God warns in Deuteronomy: When you do get a king..."he shall not multiply horses for himself, nor cause the people to return to Egypt to multiply horses, for the Lord has said to you, "You shall not return that way again." Neither ... shall he greatly multiply silver and gold for himself.
In Deuteronomy, God goes on to say that "When you are in battle, and you see chariots and horses and are outnumbered, do not fear. I will be with you."
Despite these warnings and rules, the time of the Kings in Israel was the most war-torn period of the OT. And, it seems to me, this is exactly BECAUSE Israel was trusting in an army.
And so, for those who point to the OT as a reason for supporting our military, it seems to me that they're comparing apples and oranges.
Israel, when it was most right with God, had a small volunteer army only used for special occasions when God called for it.
We have the most massive military machine on earth.
Israel did not use the latest technology available.
We are always on the cutting edge of killing technology.
Israel was trusting in God to deliver.
We are clearly trusting in our military and hoping that God uses our military to deliver us.
The concept of God in the OT using an army or allowing an army to kill to further God's will (as in when Israel was overtaken by the evil Assyrian army) in no way endorses us taking part in such an army.
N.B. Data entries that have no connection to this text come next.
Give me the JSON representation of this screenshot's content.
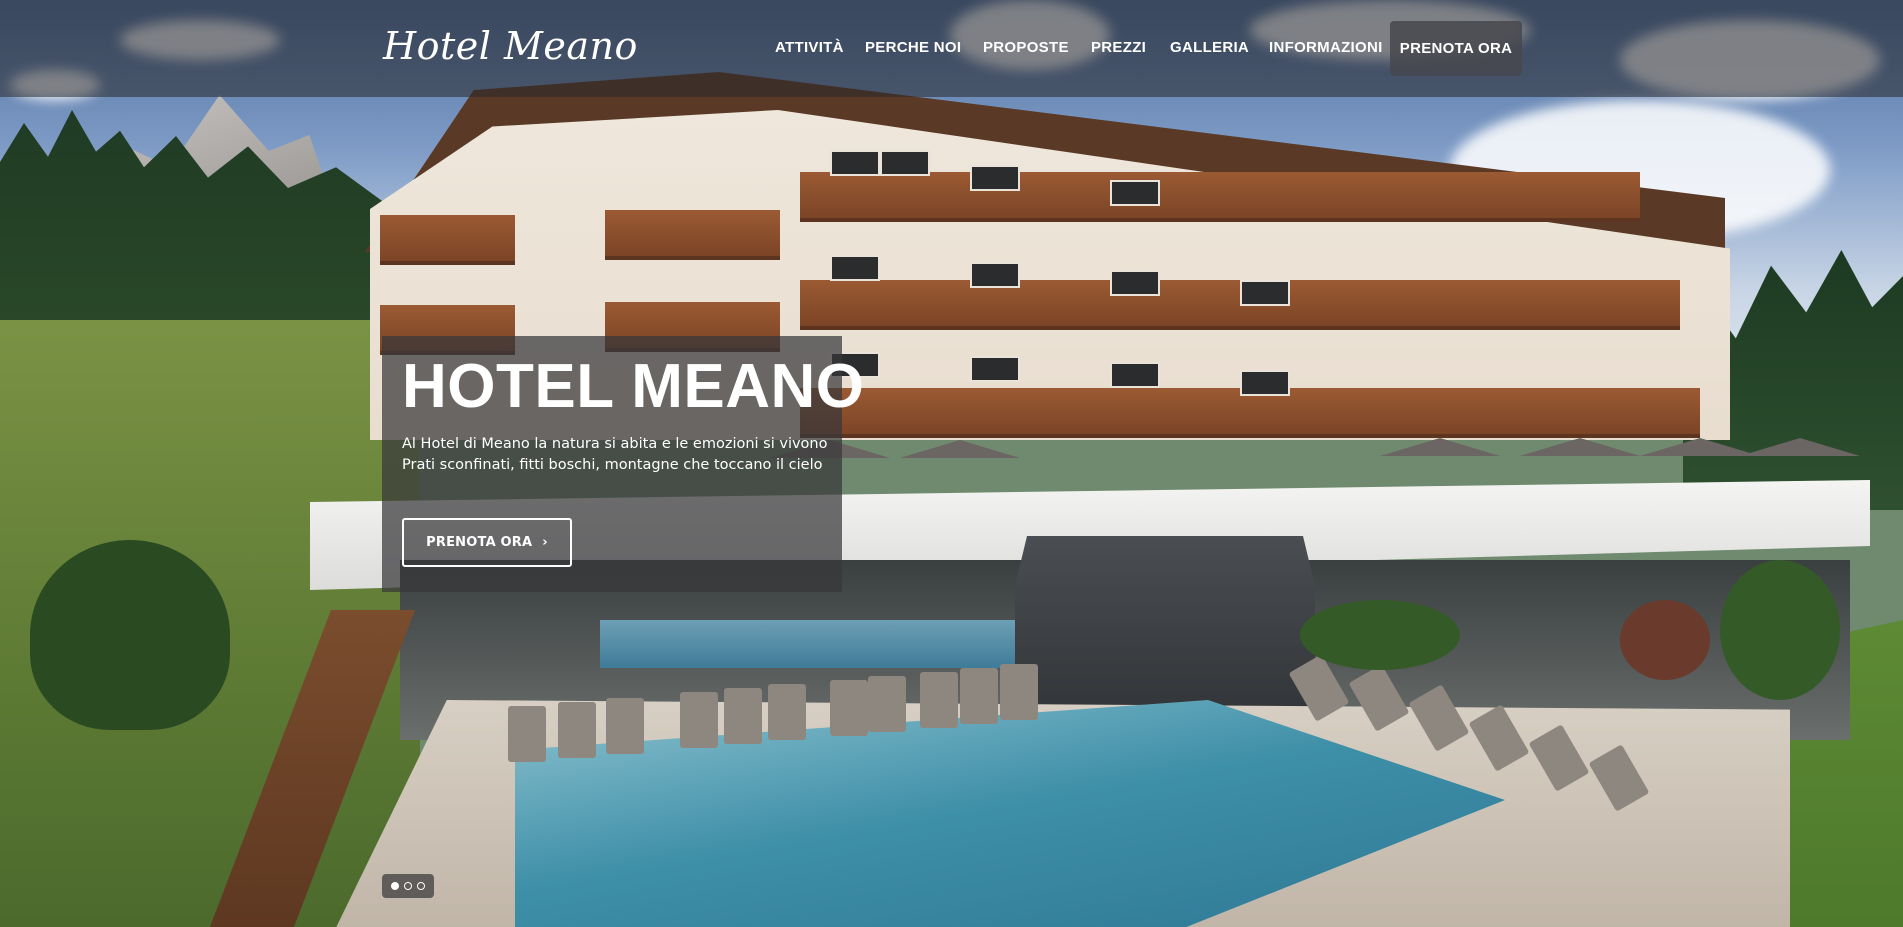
{
  "header": {
    "logo": "Hotel Meano",
    "nav": [
      {
        "label": "ATTIVITÀ"
      },
      {
        "label": "PERCHE NOI"
      },
      {
        "label": "PROPOSTE"
      },
      {
        "label": "PREZZI"
      },
      {
        "label": "GALLERIA"
      },
      {
        "label": "INFORMAZIONI"
      },
      {
        "label": "PRENOTA ORA"
      }
    ]
  },
  "hero": {
    "title": "HOTEL MEANO",
    "lines": [
      "Al Hotel di Meano la natura si abita e le emozioni si vivono",
      "Prati sconfinati, fitti boschi, montagne che toccano il cielo"
    ],
    "cta_label": "PRENOTA ORA",
    "cta_icon": "chevron-right-icon"
  },
  "slider": {
    "slides": 3,
    "active": 1
  },
  "colors": {
    "header_bg": "rgba(40,40,44,0.55)",
    "caption_bg": "rgba(55,55,58,0.72)",
    "text": "#ffffff"
  }
}
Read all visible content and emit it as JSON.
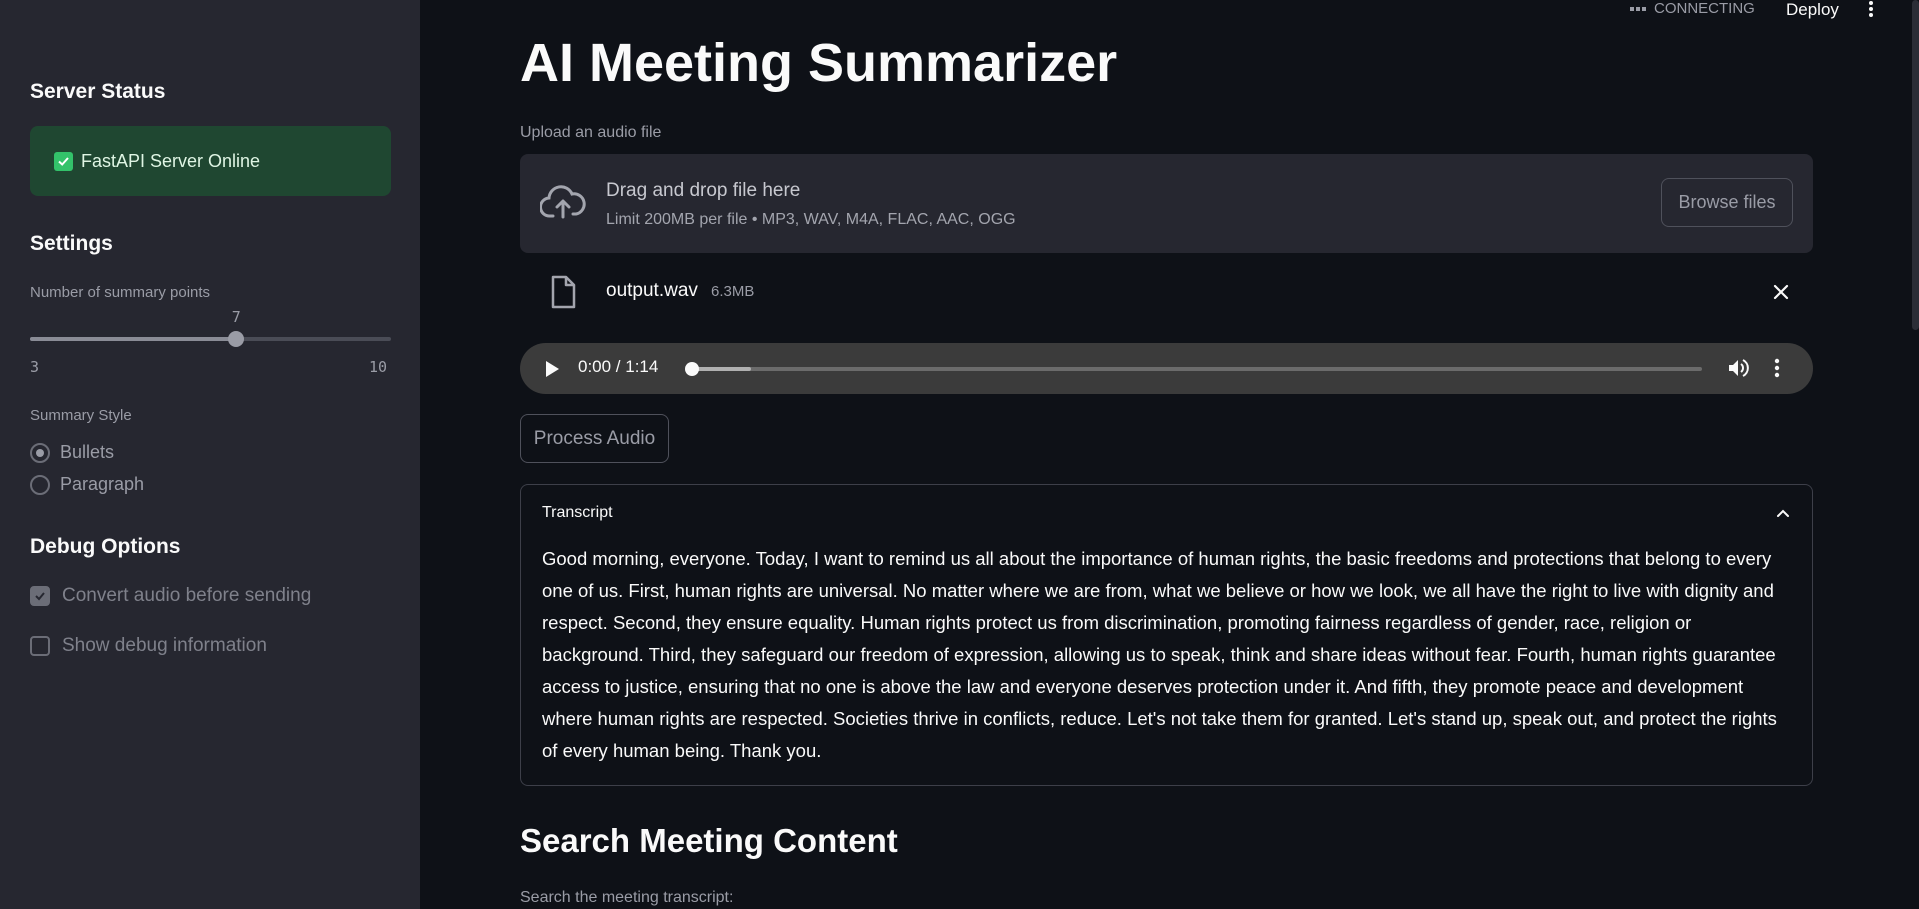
{
  "header": {
    "connection_status": "CONNECTING",
    "deploy_label": "Deploy"
  },
  "sidebar": {
    "server_status_heading": "Server Status",
    "server_status_text": "FastAPI Server Online",
    "settings_heading": "Settings",
    "summary_points_label": "Number of summary points",
    "summary_points": {
      "value": 7,
      "min": 3,
      "max": 10,
      "value_text": "7",
      "min_text": "3",
      "max_text": "10"
    },
    "summary_style_label": "Summary Style",
    "summary_style_options": [
      "Bullets",
      "Paragraph"
    ],
    "summary_style_selected": "Bullets",
    "debug_heading": "Debug Options",
    "convert_audio_label": "Convert audio before sending",
    "convert_audio_checked": true,
    "show_debug_label": "Show debug information",
    "show_debug_checked": false
  },
  "main": {
    "title": "AI Meeting Summarizer",
    "upload_label": "Upload an audio file",
    "dropzone_title": "Drag and drop file here",
    "dropzone_limit": "Limit 200MB per file • MP3, WAV, M4A, FLAC, AAC, OGG",
    "browse_label": "Browse files",
    "file": {
      "name": "output.wav",
      "size": "6.3MB"
    },
    "player": {
      "time": "0:00 / 1:14",
      "buffered_fraction": 0.06
    },
    "process_label": "Process Audio",
    "transcript_title": "Transcript",
    "transcript_text": "Good morning, everyone. Today, I want to remind us all about the importance of human rights, the basic freedoms and protections that belong to every one of us. First, human rights are universal. No matter where we are from, what we believe or how we look, we all have the right to live with dignity and respect. Second, they ensure equality. Human rights protect us from discrimination, promoting fairness regardless of gender, race, religion or background. Third, they safeguard our freedom of expression, allowing us to speak, think and share ideas without fear. Fourth, human rights guarantee access to justice, ensuring that no one is above the law and everyone deserves protection under it. And fifth, they promote peace and development where human rights are respected. Societies thrive in conflicts, reduce. Let's not take them for granted. Let's stand up, speak out, and protect the rights of every human being. Thank you.",
    "search_heading": "Search Meeting Content",
    "search_label": "Search the meeting transcript:"
  },
  "colors": {
    "accent_green": "#33c26a",
    "status_bg": "#1f4731",
    "background": "#0e1117",
    "sidebar_bg": "#262730"
  },
  "icons": [
    "check-icon",
    "upload-cloud-icon",
    "file-icon",
    "close-icon",
    "play-icon",
    "volume-icon",
    "more-vertical-icon",
    "chevron-up-icon",
    "menu-kebab-icon"
  ]
}
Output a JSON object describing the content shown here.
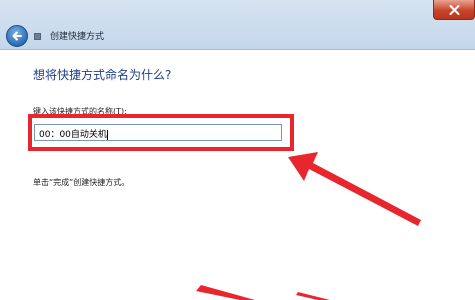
{
  "window": {
    "title": "创建快捷方式"
  },
  "main": {
    "heading": "想将快捷方式命名为什么?",
    "field_label_text": "键入该快捷方式的名称(",
    "field_label_accel": "T",
    "field_label_suffix": "):",
    "input_value": "00：00自动关机",
    "hint": "单击“完成”创建快捷方式。"
  },
  "colors": {
    "annotation": "#e8262d",
    "heading": "#1f3d8a"
  },
  "icons": {
    "back": "back-arrow-icon",
    "window": "shortcut-wizard-icon",
    "close": "close-icon"
  }
}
Or, at the most, you might stretch that to say that there are certain times when God has told some to go and kill the men, women and children of a kingdom; but if we were to consider doing so, well, we better be pretty damned sure that it's God speaking.
Myself, I don't see it happening.
I think of Isaiah, whom God had run around naked for three years. Does that mean you and I ought to be running aroung naked? No. That was a specific occasion called for by God. But our norm should be not running around nude.
As in nudity, so in war. As Christians, our norm must be Jesus, who taught us to love our enemies, to stand up to evil but turn the other cheek.
And you know, Jesus did reinterpret the law ("You have heard it said, 'an eye for an eye, a tooth for a tooth,' but I tell you to turn the other cheek...You have heard it said, 'Hate your enemies,' but I tell you: Love your enemies, do good to those who hate you.")
Does that mean that Jesus thought God had changed? No, but it could mean that people were wrong in their interpretation of what God had done. Or simply that Jesus had an even better teaching from God. Regardless, this is a definite change from Old to New Testament.
Maybe there would come a time where God would call us to do something (like kill) that is so completely far outside the norm of Jesus, but that would be the exception rather than the rule and even then, we must trust in God to do the delivering and not a military.
In short, I might concede the concept of an army based on the OT, but only if said military is done in an OT manner:
1. volunteer army amassed in time of crisis
2. only when God has told us to
3. without all the latest military weaponry and
4. without the HUGE drain on the budget that accompanies disobeying the first three rules
Actually, upon thinking about it, I probably would concede the concept of such an army.
I've tried to construct this argument in terms that someone concerned with reconciling the tension between the Old and New Testaments in regards to violence would feel comfortable with. I hope you find it compelling and, should I be right, that God might convict and change your heart and mind on these points, friend.